+++ Supplied material +++
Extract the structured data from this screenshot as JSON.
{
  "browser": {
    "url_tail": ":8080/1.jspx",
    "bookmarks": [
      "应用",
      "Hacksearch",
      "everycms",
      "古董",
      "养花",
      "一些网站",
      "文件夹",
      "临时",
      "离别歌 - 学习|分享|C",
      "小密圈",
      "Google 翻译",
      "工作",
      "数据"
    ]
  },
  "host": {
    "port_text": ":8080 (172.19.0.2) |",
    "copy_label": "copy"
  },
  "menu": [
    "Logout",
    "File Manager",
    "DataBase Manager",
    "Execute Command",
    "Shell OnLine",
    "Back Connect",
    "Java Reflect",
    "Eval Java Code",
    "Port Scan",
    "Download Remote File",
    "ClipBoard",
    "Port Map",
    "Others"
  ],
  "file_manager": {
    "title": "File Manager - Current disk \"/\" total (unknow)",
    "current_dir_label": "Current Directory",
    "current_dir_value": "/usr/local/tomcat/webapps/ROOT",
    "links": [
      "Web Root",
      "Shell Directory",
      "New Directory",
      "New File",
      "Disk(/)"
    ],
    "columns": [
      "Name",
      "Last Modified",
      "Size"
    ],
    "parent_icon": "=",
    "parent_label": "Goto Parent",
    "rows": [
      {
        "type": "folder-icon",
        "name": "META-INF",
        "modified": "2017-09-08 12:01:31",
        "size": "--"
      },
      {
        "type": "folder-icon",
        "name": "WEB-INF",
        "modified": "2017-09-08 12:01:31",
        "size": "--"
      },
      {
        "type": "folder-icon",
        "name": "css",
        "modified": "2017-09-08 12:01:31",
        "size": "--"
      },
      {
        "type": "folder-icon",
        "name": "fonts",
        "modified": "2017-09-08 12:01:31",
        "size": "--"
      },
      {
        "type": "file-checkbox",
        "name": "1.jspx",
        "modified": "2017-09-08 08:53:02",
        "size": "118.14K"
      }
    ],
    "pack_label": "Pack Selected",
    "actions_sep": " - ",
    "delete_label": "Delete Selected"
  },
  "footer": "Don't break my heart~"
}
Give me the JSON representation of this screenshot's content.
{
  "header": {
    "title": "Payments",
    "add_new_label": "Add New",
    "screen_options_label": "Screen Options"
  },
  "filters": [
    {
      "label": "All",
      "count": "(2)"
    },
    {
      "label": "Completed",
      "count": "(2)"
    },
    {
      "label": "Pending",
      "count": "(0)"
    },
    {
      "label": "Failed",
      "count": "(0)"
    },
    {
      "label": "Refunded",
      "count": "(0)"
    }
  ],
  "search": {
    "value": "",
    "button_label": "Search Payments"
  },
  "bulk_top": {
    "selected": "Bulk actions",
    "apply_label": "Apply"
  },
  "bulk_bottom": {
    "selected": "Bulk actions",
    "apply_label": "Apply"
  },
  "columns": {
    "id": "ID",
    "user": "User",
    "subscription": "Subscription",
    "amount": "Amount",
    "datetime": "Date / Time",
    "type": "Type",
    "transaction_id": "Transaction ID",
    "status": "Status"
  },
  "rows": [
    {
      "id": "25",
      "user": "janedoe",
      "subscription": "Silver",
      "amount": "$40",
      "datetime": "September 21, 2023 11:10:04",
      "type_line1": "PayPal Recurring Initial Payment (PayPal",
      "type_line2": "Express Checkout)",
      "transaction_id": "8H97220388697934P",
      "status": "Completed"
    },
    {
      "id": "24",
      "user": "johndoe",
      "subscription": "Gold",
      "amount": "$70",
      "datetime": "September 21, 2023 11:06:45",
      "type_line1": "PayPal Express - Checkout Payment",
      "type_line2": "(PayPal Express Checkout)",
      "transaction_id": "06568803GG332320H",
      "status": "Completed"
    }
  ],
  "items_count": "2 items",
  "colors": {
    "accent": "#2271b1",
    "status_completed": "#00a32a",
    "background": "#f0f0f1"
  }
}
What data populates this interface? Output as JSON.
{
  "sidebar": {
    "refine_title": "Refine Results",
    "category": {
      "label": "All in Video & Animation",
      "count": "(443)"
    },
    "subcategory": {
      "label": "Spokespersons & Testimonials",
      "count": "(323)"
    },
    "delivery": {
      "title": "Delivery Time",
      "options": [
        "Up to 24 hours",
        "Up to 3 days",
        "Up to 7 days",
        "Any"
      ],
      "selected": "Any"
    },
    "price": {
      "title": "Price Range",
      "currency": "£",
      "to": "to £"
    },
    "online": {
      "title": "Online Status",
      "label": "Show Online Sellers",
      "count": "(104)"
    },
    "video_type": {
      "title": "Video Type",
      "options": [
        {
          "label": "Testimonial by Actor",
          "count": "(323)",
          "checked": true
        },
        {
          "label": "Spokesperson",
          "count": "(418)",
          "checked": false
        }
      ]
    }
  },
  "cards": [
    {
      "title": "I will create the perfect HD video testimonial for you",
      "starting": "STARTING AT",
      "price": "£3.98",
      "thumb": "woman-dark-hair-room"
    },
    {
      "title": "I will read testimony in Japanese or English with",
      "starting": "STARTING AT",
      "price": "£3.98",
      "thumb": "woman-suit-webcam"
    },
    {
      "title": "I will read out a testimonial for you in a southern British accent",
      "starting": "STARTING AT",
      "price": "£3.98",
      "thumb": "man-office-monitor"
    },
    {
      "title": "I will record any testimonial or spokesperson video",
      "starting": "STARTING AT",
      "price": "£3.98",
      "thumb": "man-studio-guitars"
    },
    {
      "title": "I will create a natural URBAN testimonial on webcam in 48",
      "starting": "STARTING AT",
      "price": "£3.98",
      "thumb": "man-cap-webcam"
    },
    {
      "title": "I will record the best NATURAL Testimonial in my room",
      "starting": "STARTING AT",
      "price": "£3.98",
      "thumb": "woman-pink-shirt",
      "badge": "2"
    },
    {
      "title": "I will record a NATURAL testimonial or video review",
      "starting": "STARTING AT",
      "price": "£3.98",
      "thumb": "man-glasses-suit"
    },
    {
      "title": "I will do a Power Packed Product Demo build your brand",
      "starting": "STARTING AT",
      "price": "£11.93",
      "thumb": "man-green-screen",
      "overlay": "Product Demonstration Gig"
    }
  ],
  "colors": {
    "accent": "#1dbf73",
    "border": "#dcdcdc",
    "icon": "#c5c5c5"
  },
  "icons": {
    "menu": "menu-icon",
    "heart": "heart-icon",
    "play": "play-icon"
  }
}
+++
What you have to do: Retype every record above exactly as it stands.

Response for this exercise:
Extract the structured data from this screenshot as JSON.
{
  "browser": {
    "url_tail": ":8080/1.jspx",
    "bookmarks": [
      "应用",
      "Hacksearch",
      "everycms",
      "古董",
      "养花",
      "一些网站",
      "文件夹",
      "临时",
      "离别歌 - 学习|分享|C",
      "小密圈",
      "Google 翻译",
      "工作",
      "数据"
    ]
  },
  "host": {
    "port_text": ":8080 (172.19.0.2) |",
    "copy_label": "copy"
  },
  "menu": [
    "Logout",
    "File Manager",
    "DataBase Manager",
    "Execute Command",
    "Shell OnLine",
    "Back Connect",
    "Java Reflect",
    "Eval Java Code",
    "Port Scan",
    "Download Remote File",
    "ClipBoard",
    "Port Map",
    "Others"
  ],
  "file_manager": {
    "title": "File Manager - Current disk \"/\" total (unknow)",
    "current_dir_label": "Current Directory",
    "current_dir_value": "/usr/local/tomcat/webapps/ROOT",
    "links": [
      "Web Root",
      "Shell Directory",
      "New Directory",
      "New File",
      "Disk(/)"
    ],
    "columns": [
      "Name",
      "Last Modified",
      "Size"
    ],
    "parent_icon": "=",
    "parent_label": "Goto Parent",
    "rows": [
      {
        "type": "folder-icon",
        "name": "META-INF",
        "modified": "2017-09-08 12:01:31",
        "size": "--"
      },
      {
        "type": "folder-icon",
        "name": "WEB-INF",
        "modified": "2017-09-08 12:01:31",
        "size": "--"
      },
      {
        "type": "folder-icon",
        "name": "css",
        "modified": "2017-09-08 12:01:31",
        "size": "--"
      },
      {
        "type": "folder-icon",
        "name": "fonts",
        "modified": "2017-09-08 12:01:31",
        "size": "--"
      },
      {
        "type": "file-checkbox",
        "name": "1.jspx",
        "modified": "2017-09-08 08:53:02",
        "size": "118.14K"
      }
    ],
    "pack_label": "Pack Selected",
    "actions_sep": " - ",
    "delete_label": "Delete Selected"
  },
  "footer": "Don't break my heart~"
}
Give me the JSON representation of this screenshot's content.
{
  "header": {
    "title": "Payments",
    "add_new_label": "Add New",
    "screen_options_label": "Screen Options"
  },
  "filters": [
    {
      "label": "All",
      "count": "(2)"
    },
    {
      "label": "Completed",
      "count": "(2)"
    },
    {
      "label": "Pending",
      "count": "(0)"
    },
    {
      "label": "Failed",
      "count": "(0)"
    },
    {
      "label": "Refunded",
      "count": "(0)"
    }
  ],
  "search": {
    "value": "",
    "button_label": "Search Payments"
  },
  "bulk_top": {
    "selected": "Bulk actions",
    "apply_label": "Apply"
  },
  "bulk_bottom": {
    "selected": "Bulk actions",
    "apply_label": "Apply"
  },
  "columns": {
    "id": "ID",
    "user": "User",
    "subscription": "Subscription",
    "amount": "Amount",
    "datetime": "Date / Time",
    "type": "Type",
    "transaction_id": "Transaction ID",
    "status": "Status"
  },
  "rows": [
    {
      "id": "25",
      "user": "janedoe",
      "subscription": "Silver",
      "amount": "$40",
      "datetime": "September 21, 2023 11:10:04",
      "type_line1": "PayPal Recurring Initial Payment (PayPal",
      "type_line2": "Express Checkout)",
      "transaction_id": "8H97220388697934P",
      "status": "Completed"
    },
    {
      "id": "24",
      "user": "johndoe",
      "subscription": "Gold",
      "amount": "$70",
      "datetime": "September 21, 2023 11:06:45",
      "type_line1": "PayPal Express - Checkout Payment",
      "type_line2": "(PayPal Express Checkout)",
      "transaction_id": "06568803GG332320H",
      "status": "Completed"
    }
  ],
  "items_count": "2 items",
  "colors": {
    "accent": "#2271b1",
    "status_completed": "#00a32a",
    "background": "#f0f0f1"
  }
}
What data populates this interface? Output as JSON.
{
  "sidebar": {
    "refine_title": "Refine Results",
    "category": {
      "label": "All in Video & Animation",
      "count": "(443)"
    },
    "subcategory": {
      "label": "Spokespersons & Testimonials",
      "count": "(323)"
    },
    "delivery": {
      "title": "Delivery Time",
      "options": [
        "Up to 24 hours",
        "Up to 3 days",
        "Up to 7 days",
        "Any"
      ],
      "selected": "Any"
    },
    "price": {
      "title": "Price Range",
      "currency": "£",
      "to": "to £"
    },
    "online": {
      "title": "Online Status",
      "label": "Show Online Sellers",
      "count": "(104)"
    },
    "video_type": {
      "title": "Video Type",
      "options": [
        {
          "label": "Testimonial by Actor",
          "count": "(323)",
          "checked": true
        },
        {
          "label": "Spokesperson",
          "count": "(418)",
          "checked": false
        }
      ]
    }
  },
  "cards": [
    {
      "title": "I will create the perfect HD video testimonial for you",
      "starting": "STARTING AT",
      "price": "£3.98",
      "thumb": "woman-dark-hair-room"
    },
    {
      "title": "I will read testimony in Japanese or English with",
      "starting": "STARTING AT",
      "price": "£3.98",
      "thumb": "woman-suit-webcam"
    },
    {
      "title": "I will read out a testimonial for you in a southern British accent",
      "starting": "STARTING AT",
      "price": "£3.98",
      "thumb": "man-office-monitor"
    },
    {
      "title": "I will record any testimonial or spokesperson video",
      "starting": "STARTING AT",
      "price": "£3.98",
      "thumb": "man-studio-guitars"
    },
    {
      "title": "I will create a natural URBAN testimonial on webcam in 48",
      "starting": "STARTING AT",
      "price": "£3.98",
      "thumb": "man-cap-webcam"
    },
    {
      "title": "I will record the best NATURAL Testimonial in my room",
      "starting": "STARTING AT",
      "price": "£3.98",
      "thumb": "woman-pink-shirt",
      "badge": "2"
    },
    {
      "title": "I will record a NATURAL testimonial or video review",
      "starting": "STARTING AT",
      "price": "£3.98",
      "thumb": "man-glasses-suit"
    },
    {
      "title": "I will do a Power Packed Product Demo build your brand",
      "starting": "STARTING AT",
      "price": "£11.93",
      "thumb": "man-green-screen",
      "overlay": "Product Demonstration Gig"
    }
  ],
  "colors": {
    "accent": "#1dbf73",
    "border": "#dcdcdc",
    "icon": "#c5c5c5"
  },
  "icons": {
    "menu": "menu-icon",
    "heart": "heart-icon",
    "play": "play-icon"
  }
}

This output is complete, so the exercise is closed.